5. 6. 7. 8.

Flash Program Memory (32K by 16 Bits) Random-Access-Memory (4K by 8 Bits) Non-Volatile Data EEPROM (1K by 8 Bits) 13 Port, 10-Bit Multiplexed Analog-to-Digital Converter with 3 ADC Configuration Registers

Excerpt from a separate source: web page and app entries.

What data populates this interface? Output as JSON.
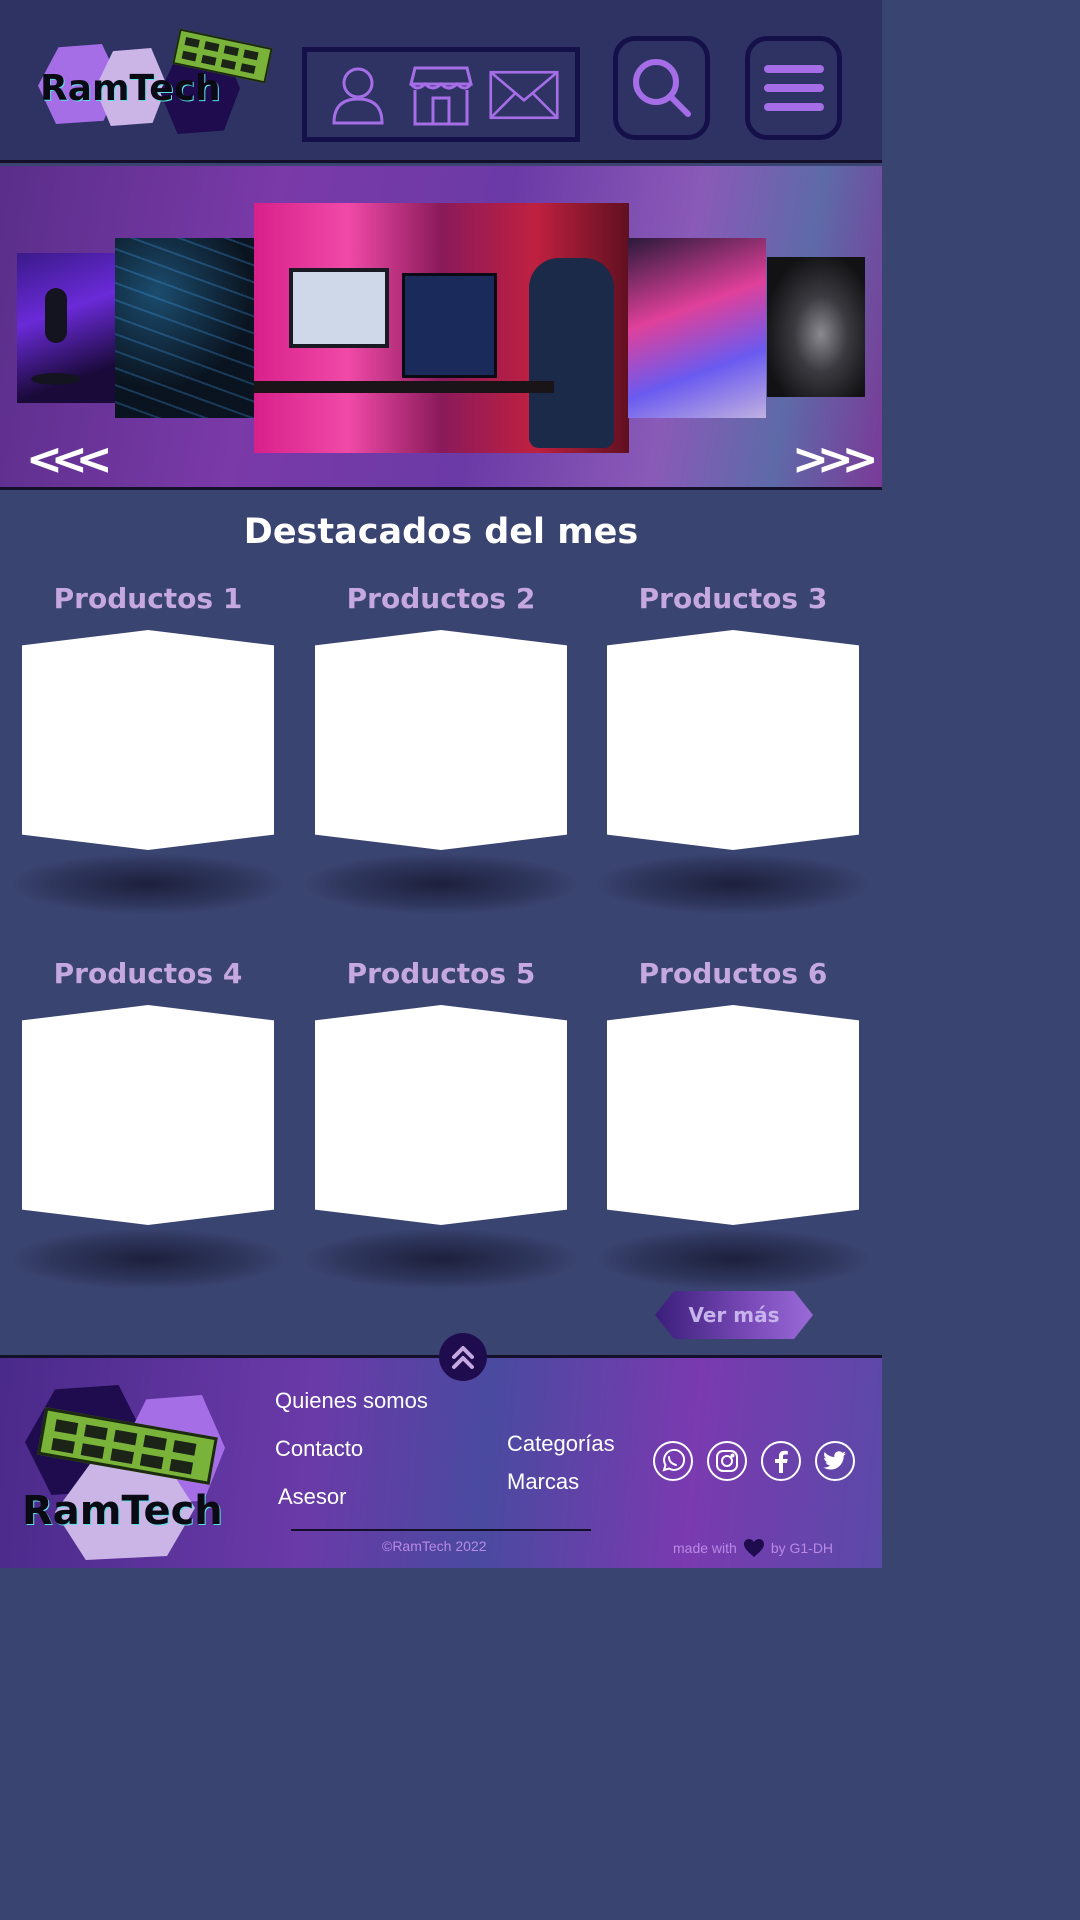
{
  "header": {
    "brand": "RamTech",
    "nav_icons": [
      "user-icon",
      "store-icon",
      "mail-icon"
    ],
    "search_icon": "search-icon",
    "menu_icon": "hamburger-menu-icon"
  },
  "carousel": {
    "prev_label": "<<<",
    "next_label": ">>>",
    "slides": [
      "microphone",
      "keyboard",
      "gaming-desk",
      "laptop",
      "mouse"
    ]
  },
  "featured": {
    "title": "Destacados del mes",
    "products": [
      {
        "title": "Productos 1"
      },
      {
        "title": "Productos 2"
      },
      {
        "title": "Productos 3"
      },
      {
        "title": "Productos 4"
      },
      {
        "title": "Productos 5"
      },
      {
        "title": "Productos 6"
      }
    ],
    "more_label": "Ver más"
  },
  "footer": {
    "brand": "RamTech",
    "links_left": [
      "Quienes somos",
      "Contacto",
      "Asesor"
    ],
    "links_right": [
      "Categorías",
      "Marcas"
    ],
    "social": [
      "whatsapp-icon",
      "instagram-icon",
      "facebook-icon",
      "twitter-icon"
    ],
    "copyright": "©RamTech 2022",
    "made_with_pre": "made with",
    "made_with_post": "by G1-DH"
  },
  "colors": {
    "background": "#3a4470",
    "header_bg": "#2e3364",
    "accent_purple": "#a56ee6",
    "product_title": "#c6a8e0"
  }
}
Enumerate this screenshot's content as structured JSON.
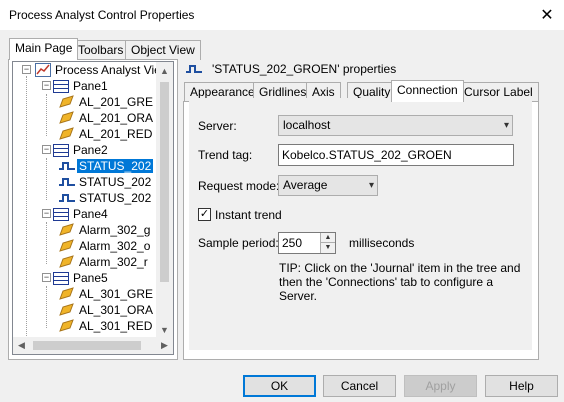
{
  "window": {
    "title": "Process Analyst Control Properties",
    "close_glyph": "✕"
  },
  "left_tabs": [
    {
      "label": "Main Page",
      "active": true
    },
    {
      "label": "Toolbars",
      "active": false
    },
    {
      "label": "Object View",
      "active": false
    }
  ],
  "tree": {
    "root": "Process Analyst View",
    "nodes": [
      {
        "label": "Pane1",
        "kind": "pane"
      },
      {
        "label": "AL_201_GRE",
        "kind": "alarm"
      },
      {
        "label": "AL_201_ORA",
        "kind": "alarm"
      },
      {
        "label": "AL_201_RED",
        "kind": "alarm"
      },
      {
        "label": "Pane2",
        "kind": "pane"
      },
      {
        "label": "STATUS_202",
        "kind": "trend",
        "selected": true
      },
      {
        "label": "STATUS_202",
        "kind": "trend"
      },
      {
        "label": "STATUS_202",
        "kind": "trend"
      },
      {
        "label": "Pane4",
        "kind": "pane"
      },
      {
        "label": "Alarm_302_g",
        "kind": "alarm"
      },
      {
        "label": "Alarm_302_o",
        "kind": "alarm"
      },
      {
        "label": "Alarm_302_r",
        "kind": "alarm"
      },
      {
        "label": "Pane5",
        "kind": "pane"
      },
      {
        "label": "AL_301_GRE",
        "kind": "alarm"
      },
      {
        "label": "AL_301_ORA",
        "kind": "alarm"
      },
      {
        "label": "AL_301_RED",
        "kind": "alarm"
      }
    ]
  },
  "properties": {
    "header": "'STATUS_202_GROEN' properties",
    "tabs": [
      {
        "label": "Appearance",
        "active": false
      },
      {
        "label": "Gridlines",
        "active": false
      },
      {
        "label": "Axis",
        "active": false
      },
      {
        "label": "Quality",
        "active": false
      },
      {
        "label": "Connection",
        "active": true
      },
      {
        "label": "Cursor Label",
        "active": false
      }
    ],
    "connection": {
      "server_label": "Server:",
      "server_value": "localhost",
      "trend_tag_label": "Trend tag:",
      "trend_tag_value": "Kobelco.STATUS_202_GROEN",
      "request_mode_label": "Request mode:",
      "request_mode_value": "Average",
      "instant_trend_label": "Instant trend",
      "instant_trend_checked": true,
      "sample_period_label": "Sample period:",
      "sample_period_value": "250",
      "sample_period_unit": "milliseconds",
      "tip": "TIP: Click on the 'Journal' item in the tree and then the 'Connections' tab to configure a Server."
    }
  },
  "buttons": {
    "ok": "OK",
    "cancel": "Cancel",
    "apply": "Apply",
    "help": "Help"
  },
  "colors": {
    "selection": "#0078d7",
    "accent_border": "#0078d7",
    "pane_icon": "#1f3a93",
    "alarm_icon": "#e8a317",
    "trend_icon": "#1f4fa0"
  }
}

Class/laboratory schedule: two 50-minute lectures, one 180-minute laboratory per week Laboratory Experiments based on the PIC18F4620 Microcontroller: 1. Loop Timing & Serial RS232 Computer & PIC-to-PIC Communications 2. Keypad, Light-Emitting-Diodes, Liquid-Crystal-Display, Relay Control and Sound Generation 3. Digital Brushless-Fan Speed Regulator 4. Digital Voltage Regulator 5. Digital 4-Phase Stepper Motor Controller 6. Electronic Thermometer 7. I2C Real-Time Programmable Clock/Calendar 8. Digital Volt-Ohm Meter and Frequency Counter 9. Digital Function Generator 10. Variable Bandwidth Digital Low-Pass-Filter 11. Frequency and Phase Modulation Written Laboratory Reports: Each student is required to submit a written Laboratory report upon the completion of each laboratory experiment and submit it for grade before the beginning of the next laboratory experiment. Contribution to Meeting the Requirements of Criterion 5. Curriculum: This course contributes to both the engineering topics and design components. The course requires the student to understand the use of a small microprocessor to acquire data, process information, and control some output. This course is devoted the design of both the software and hardware elements of a microcontroller system. Relationship to Program Outcomes: O.1.1. Graduates will possess mathematics skills necessary for electrical engineering. O.1.3. Graduates will have attained computer proficiency. O.2.1. Graduates will understand how to analyze and design simple electrical/electronic circuits. O.2.2. Graduates will understand electronic devices. O.2.3. Graduates will understand the basic concepts of linear systems and how they interact with continuous-time signals. O.2.5. Graduates will have knowledge of digital systems. O.4.1. Graduates will interact with industry both within and outside of a classroom setting. O.5.1. Graduates will have good teamwork skills. Prepared by: Sal R. Riggio Jr., Date: 3-12-08